▶ The problem
Your copy should match the listing below exactly, except that it holds no images.
START Excerpted data
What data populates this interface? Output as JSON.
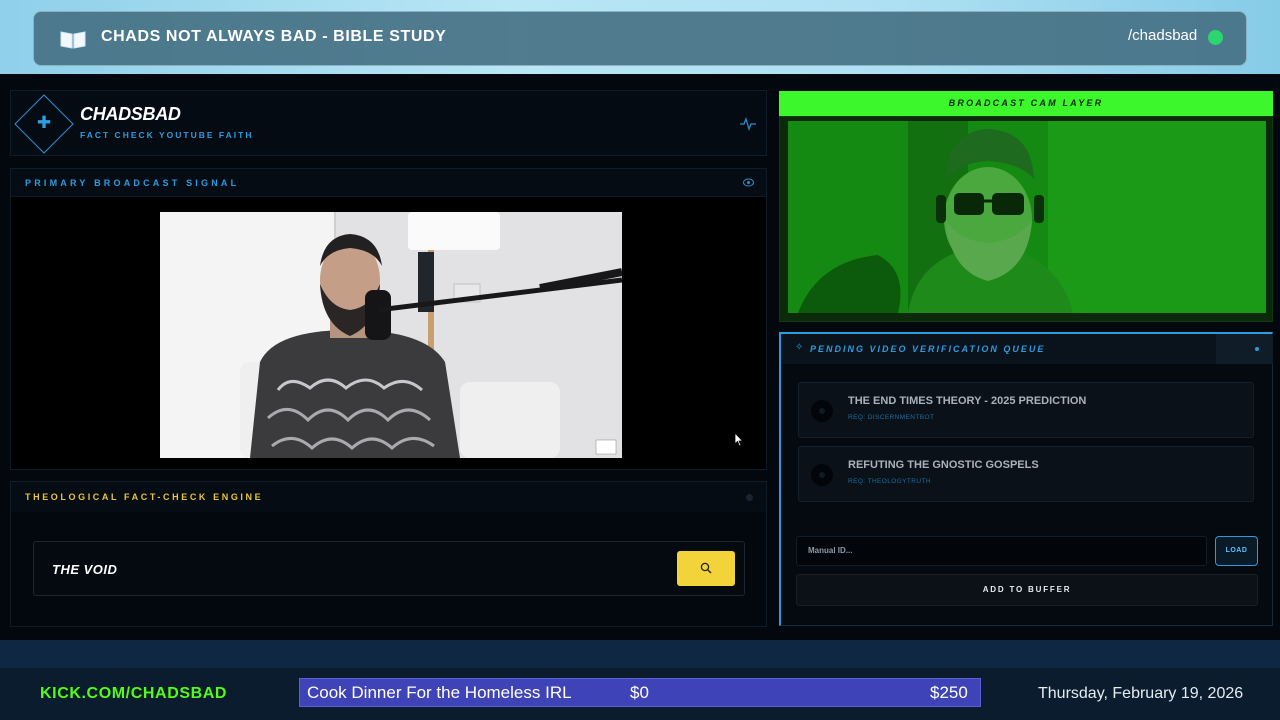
{
  "top_banner": {
    "title": "CHADS NOT ALWAYS BAD - BIBLE STUDY",
    "handle": "/chadsbad",
    "icon": "open-book-icon",
    "live_color": "#2bd66e"
  },
  "brand": {
    "name": "CHADSBAD",
    "tagline": "FACT CHECK YOUTUBE FAITH",
    "logo_icon": "plus-diamond-icon",
    "status_icon": "pulse-icon"
  },
  "broadcast": {
    "label": "PRIMARY BROADCAST SIGNAL",
    "status_icon": "eye-icon"
  },
  "fact_check": {
    "label": "THEOLOGICAL FACT-CHECK ENGINE",
    "input_value": "THE VOID",
    "search_icon": "search-icon",
    "accent": "#f2d43a"
  },
  "cam": {
    "label": "BROADCAST CAM LAYER",
    "accent": "#3cf72c"
  },
  "queue": {
    "label": "PENDING VIDEO VERIFICATION QUEUE",
    "items": [
      {
        "title": "THE END TIMES THEORY - 2025 PREDICTION",
        "requester": "REQ: DISCERNMENTBOT"
      },
      {
        "title": "REFUTING THE GNOSTIC GOSPELS",
        "requester": "REQ: THEOLOGYTRUTH"
      }
    ],
    "input_placeholder": "Manual ID...",
    "load_label": "LOAD",
    "add_label": "ADD TO BUFFER",
    "accent": "#2a9ce0"
  },
  "ticker": {
    "url": "KICK.COM/CHADSBAD",
    "goal_title": "Cook Dinner For the Homeless IRL",
    "goal_current": "$0",
    "goal_target": "$250",
    "goal_progress": 0,
    "date": "Thursday, February 19, 2026"
  }
}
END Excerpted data
▶ Exercise answer
What data populates this interface? Output as JSON.
{
  "top_banner": {
    "title": "CHADS NOT ALWAYS BAD - BIBLE STUDY",
    "handle": "/chadsbad",
    "icon": "open-book-icon",
    "live_color": "#2bd66e"
  },
  "brand": {
    "name": "CHADSBAD",
    "tagline": "FACT CHECK YOUTUBE FAITH",
    "logo_icon": "plus-diamond-icon",
    "status_icon": "pulse-icon"
  },
  "broadcast": {
    "label": "PRIMARY BROADCAST SIGNAL",
    "status_icon": "eye-icon"
  },
  "fact_check": {
    "label": "THEOLOGICAL FACT-CHECK ENGINE",
    "input_value": "THE VOID",
    "search_icon": "search-icon",
    "accent": "#f2d43a"
  },
  "cam": {
    "label": "BROADCAST CAM LAYER",
    "accent": "#3cf72c"
  },
  "queue": {
    "label": "PENDING VIDEO VERIFICATION QUEUE",
    "items": [
      {
        "title": "THE END TIMES THEORY - 2025 PREDICTION",
        "requester": "REQ: DISCERNMENTBOT"
      },
      {
        "title": "REFUTING THE GNOSTIC GOSPELS",
        "requester": "REQ: THEOLOGYTRUTH"
      }
    ],
    "input_placeholder": "Manual ID...",
    "load_label": "LOAD",
    "add_label": "ADD TO BUFFER",
    "accent": "#2a9ce0"
  },
  "ticker": {
    "url": "KICK.COM/CHADSBAD",
    "goal_title": "Cook Dinner For the Homeless IRL",
    "goal_current": "$0",
    "goal_target": "$250",
    "goal_progress": 0,
    "date": "Thursday, February 19, 2026"
  }
}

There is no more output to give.